CAREER: A Unified Framework For Multilevel Parallelization On Deep Computing Systems

Start Date: 08/01/2006
End Date: 01/01/2009

This research activity involves the design, development and deployment of a programming framework for explicit multilevel parallelization using a global address space model. The framework targets the upcoming generation of Petaflop-class supercomputers, which are based on architectural substrates with multiple levels of on-chip and off-chip parallelism and deep memory hierarchies. The research addresses the need for increased productivity and utilization of the National supercomputing power, by attempting to close the gap between computer architecture innovation and parallel programming practices. The main goal of this activity is to reduce the programming effort required for mapping algorithmic parallelism to hierarchical hardware components with heterogeneous means for parallel execution and assist programmers in deriving balanced designs of layered parallel applications. The programming framework investigated in this research unifies parallel programming models and methodologies and enables faster adaptation of parallel code to new hardware platforms. Concurrently, it forms a basis for education and training of interdisciplinary student audiences in high performance programming. The parallel programming component of this research is designed around standard C++ templates with notation for nested threads and iterators. The notations for parallelism are coupled with a templated representation of data, which allows for arbitrary partitioning, sharing, and coherence control at multiple levels of parallel execution constructs. While the programmer highlights nested parallelism, the orchestration and management of multigrain threads and data are delegated to the compiler and the runtime system. The research investigates novel methods for controlling the granularity of multilevel parallelism via vertical analysis of the program. Periodicity analysis and selective runtime tracing are used as means to derive effective data distribution and layout schemes without user intervention. Alongside runtime analysis, new resource-driven scheduling strategies and novel microprocessor features, including on-chip multithreading, on-chip SIMD parallelism and speculative execution, are incorporated into the parallelization and program optimization processes.

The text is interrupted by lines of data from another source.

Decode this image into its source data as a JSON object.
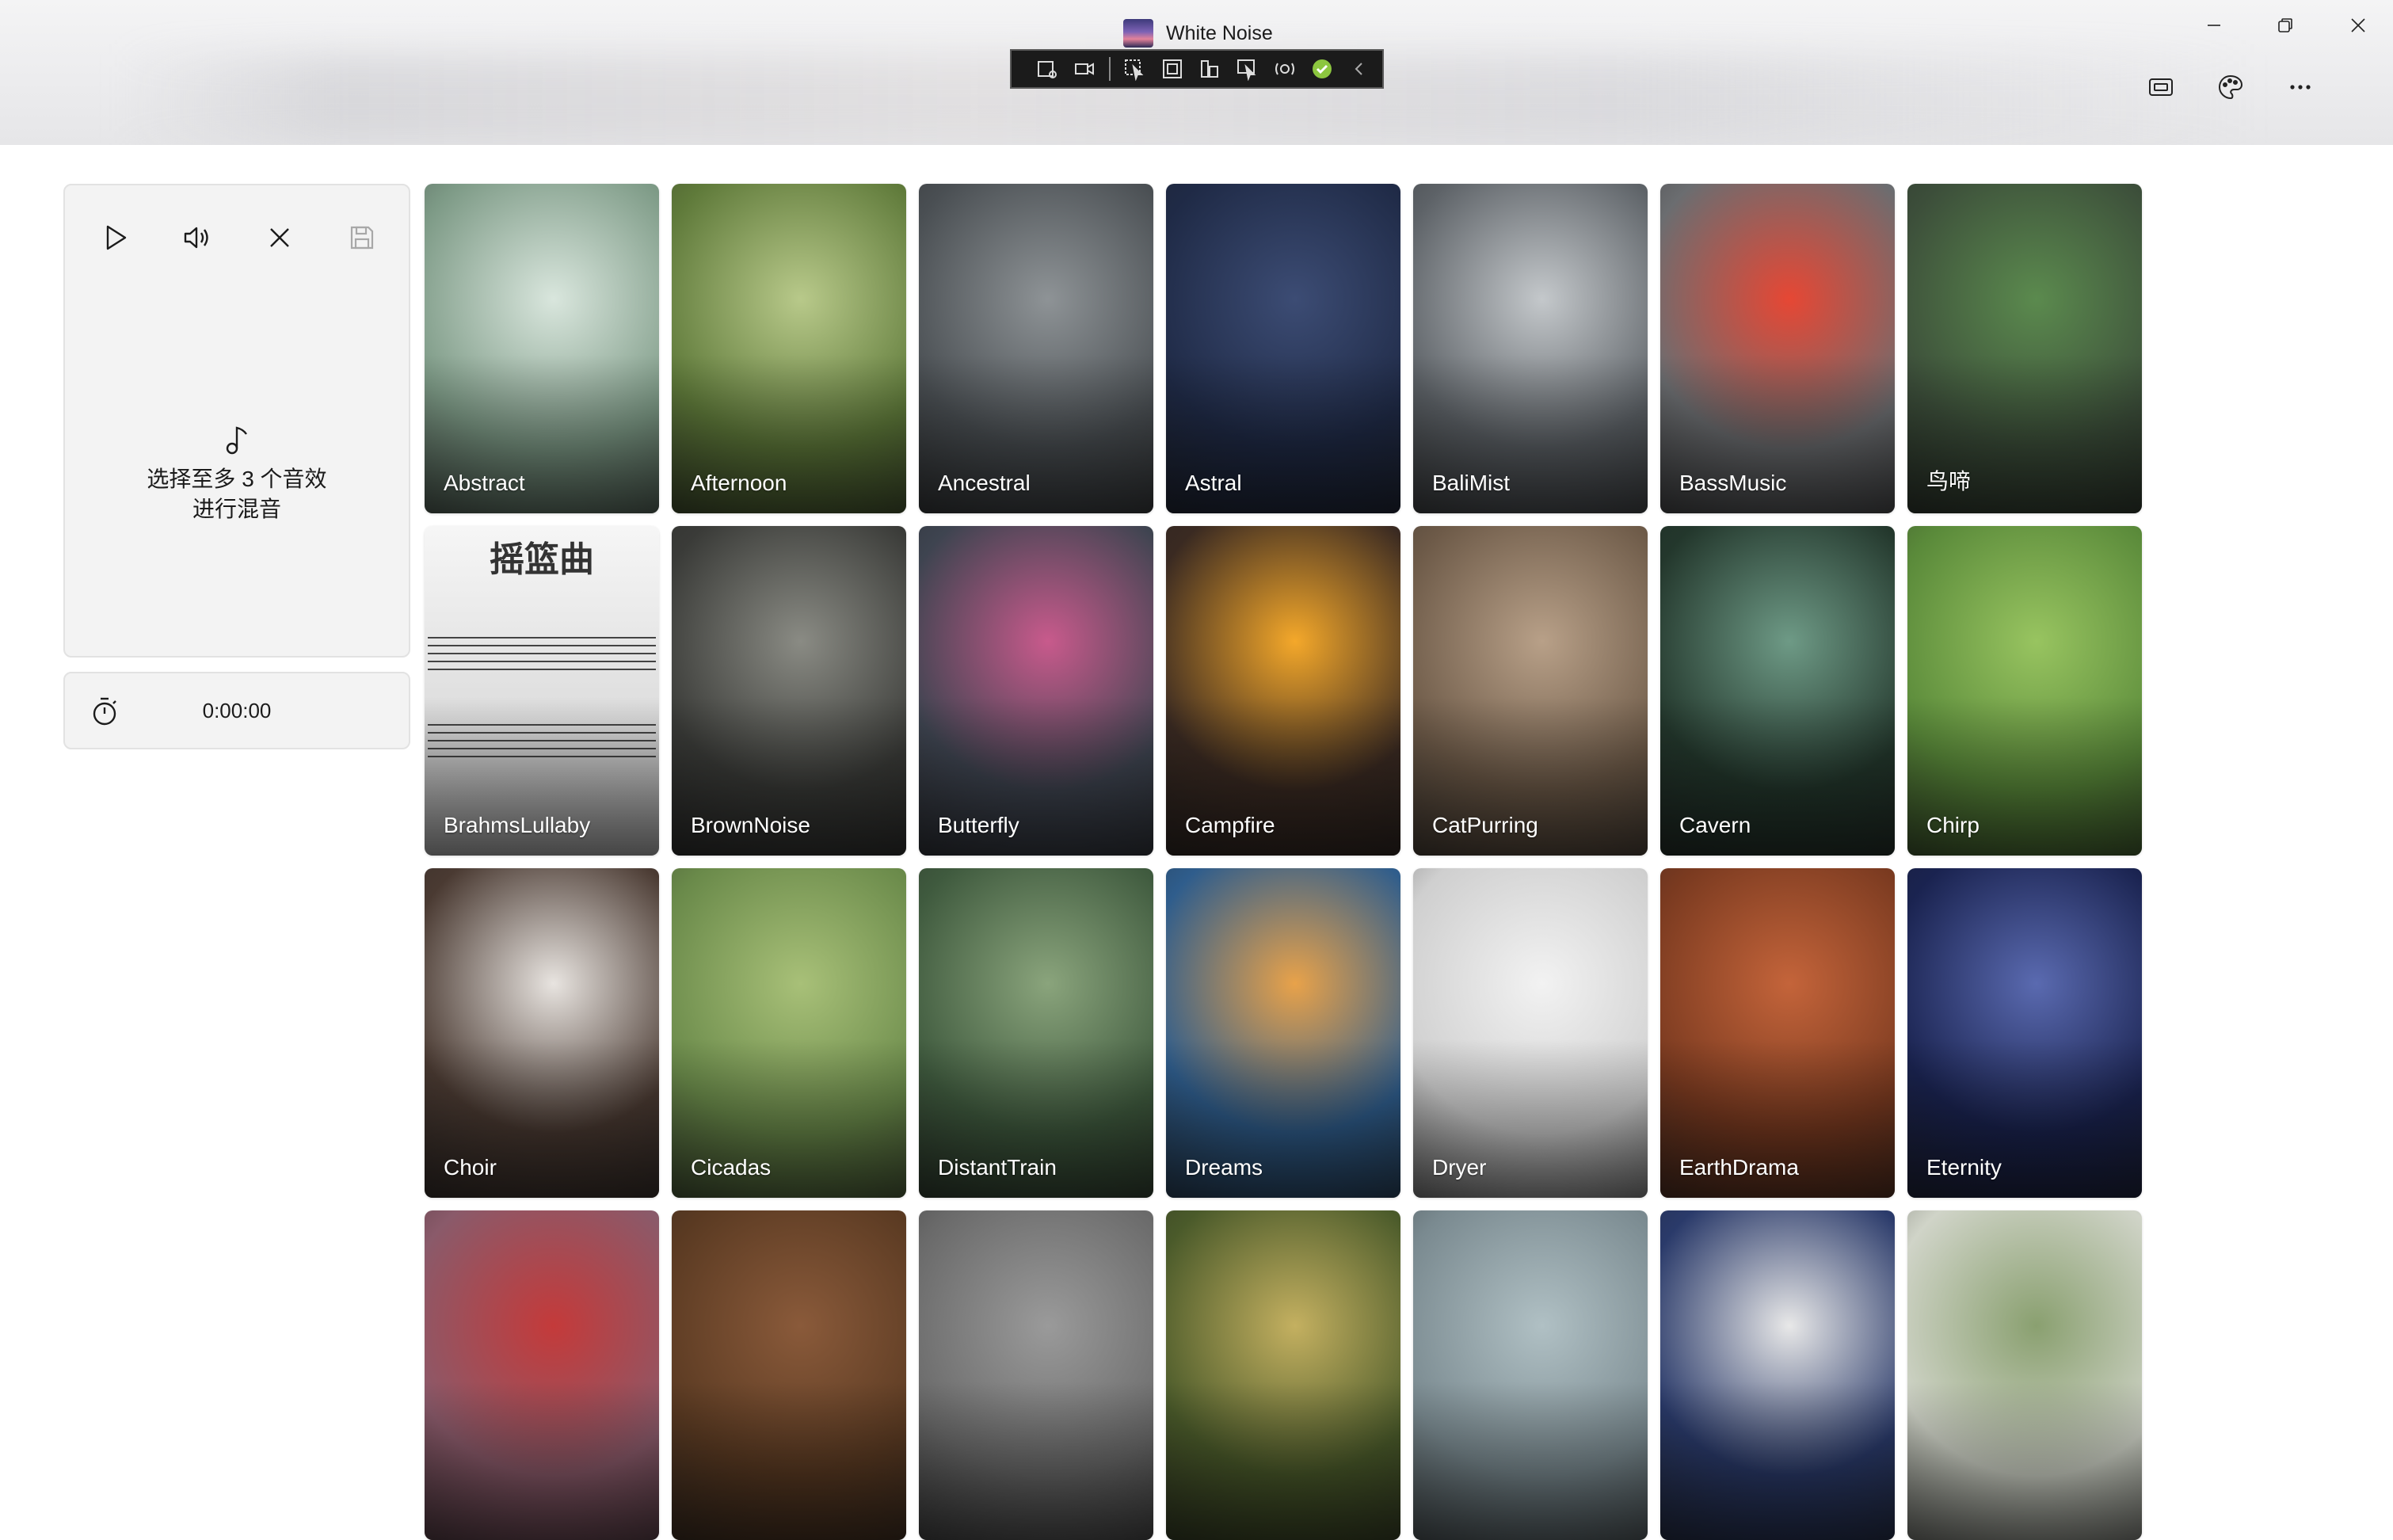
{
  "window": {
    "title": "White Noise"
  },
  "debug_toolbar": {
    "icons": [
      "live-visual-tree-icon",
      "record-icon",
      "select-element-icon",
      "display-layout-adorners-icon",
      "track-focused-element-icon",
      "preview-selection-icon",
      "hot-reload-icon",
      "hot-reload-status-icon",
      "collapse-icon"
    ]
  },
  "header_actions": [
    "compact-overlay-icon",
    "theme-palette-icon",
    "more-options-icon"
  ],
  "mixer": {
    "controls": [
      "play-icon",
      "volume-icon",
      "clear-icon",
      "save-icon"
    ],
    "empty_line1": "选择至多 3 个音效",
    "empty_line2": "进行混音"
  },
  "timer": {
    "value": "0:00:00"
  },
  "sounds": [
    {
      "label": "Abstract",
      "bg": "#7d9a86",
      "accent": "#d9e6dd"
    },
    {
      "label": "Afternoon",
      "bg": "#5f7a3a",
      "accent": "#b8c98a"
    },
    {
      "label": "Ancestral",
      "bg": "#4a4f53",
      "accent": "#8e9396"
    },
    {
      "label": "Astral",
      "bg": "#1f2a46",
      "accent": "#3c4c74"
    },
    {
      "label": "BaliMist",
      "bg": "#5d6267",
      "accent": "#c4c8cb"
    },
    {
      "label": "BassMusic",
      "bg": "#6b6d70",
      "accent": "#e64734"
    },
    {
      "label": "鸟啼",
      "bg": "#3c4e3a",
      "accent": "#5b8a4e"
    },
    {
      "label": "BrahmsLullaby",
      "bg": "#cfcfcf",
      "accent": "#f4f4f4",
      "lullaby": "摇篮曲"
    },
    {
      "label": "BrownNoise",
      "bg": "#3a3b38",
      "accent": "#8a8b84"
    },
    {
      "label": "Butterfly",
      "bg": "#3e4450",
      "accent": "#c85a8c"
    },
    {
      "label": "Campfire",
      "bg": "#3a2a22",
      "accent": "#f4a82a"
    },
    {
      "label": "CatPurring",
      "bg": "#6d5a48",
      "accent": "#b8a088"
    },
    {
      "label": "Cavern",
      "bg": "#23372c",
      "accent": "#6e9a86"
    },
    {
      "label": "Chirp",
      "bg": "#5a8a3a",
      "accent": "#98c460"
    },
    {
      "label": "Choir",
      "bg": "#4a3a32",
      "accent": "#e8e4e0"
    },
    {
      "label": "Cicadas",
      "bg": "#6a8a4a",
      "accent": "#a8c078"
    },
    {
      "label": "DistantTrain",
      "bg": "#3f5a3e",
      "accent": "#8aa47c"
    },
    {
      "label": "Dreams",
      "bg": "#2f5d8c",
      "accent": "#e8a24a"
    },
    {
      "label": "Dryer",
      "bg": "#cfcfcf",
      "accent": "#f2f2f2"
    },
    {
      "label": "EarthDrama",
      "bg": "#7a3a20",
      "accent": "#c4643a"
    },
    {
      "label": "Eternity",
      "bg": "#1a2350",
      "accent": "#5a6ab0"
    },
    {
      "label": "",
      "bg": "#8a5a6a",
      "accent": "#c43a3a"
    },
    {
      "label": "",
      "bg": "#5a3a22",
      "accent": "#8a5a3a"
    },
    {
      "label": "",
      "bg": "#6a6a6a",
      "accent": "#9a9a9a"
    },
    {
      "label": "",
      "bg": "#4a5a2a",
      "accent": "#c4b060"
    },
    {
      "label": "",
      "bg": "#7a8a90",
      "accent": "#b0c0c4"
    },
    {
      "label": "",
      "bg": "#2a3a6a",
      "accent": "#e8e8e8"
    },
    {
      "label": "",
      "bg": "#d0d4c8",
      "accent": "#8aa070"
    }
  ]
}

Grant Institution: National Science Foundation

Amount: $228,600

People associated with this grant:

Dimitris Nikolopoulos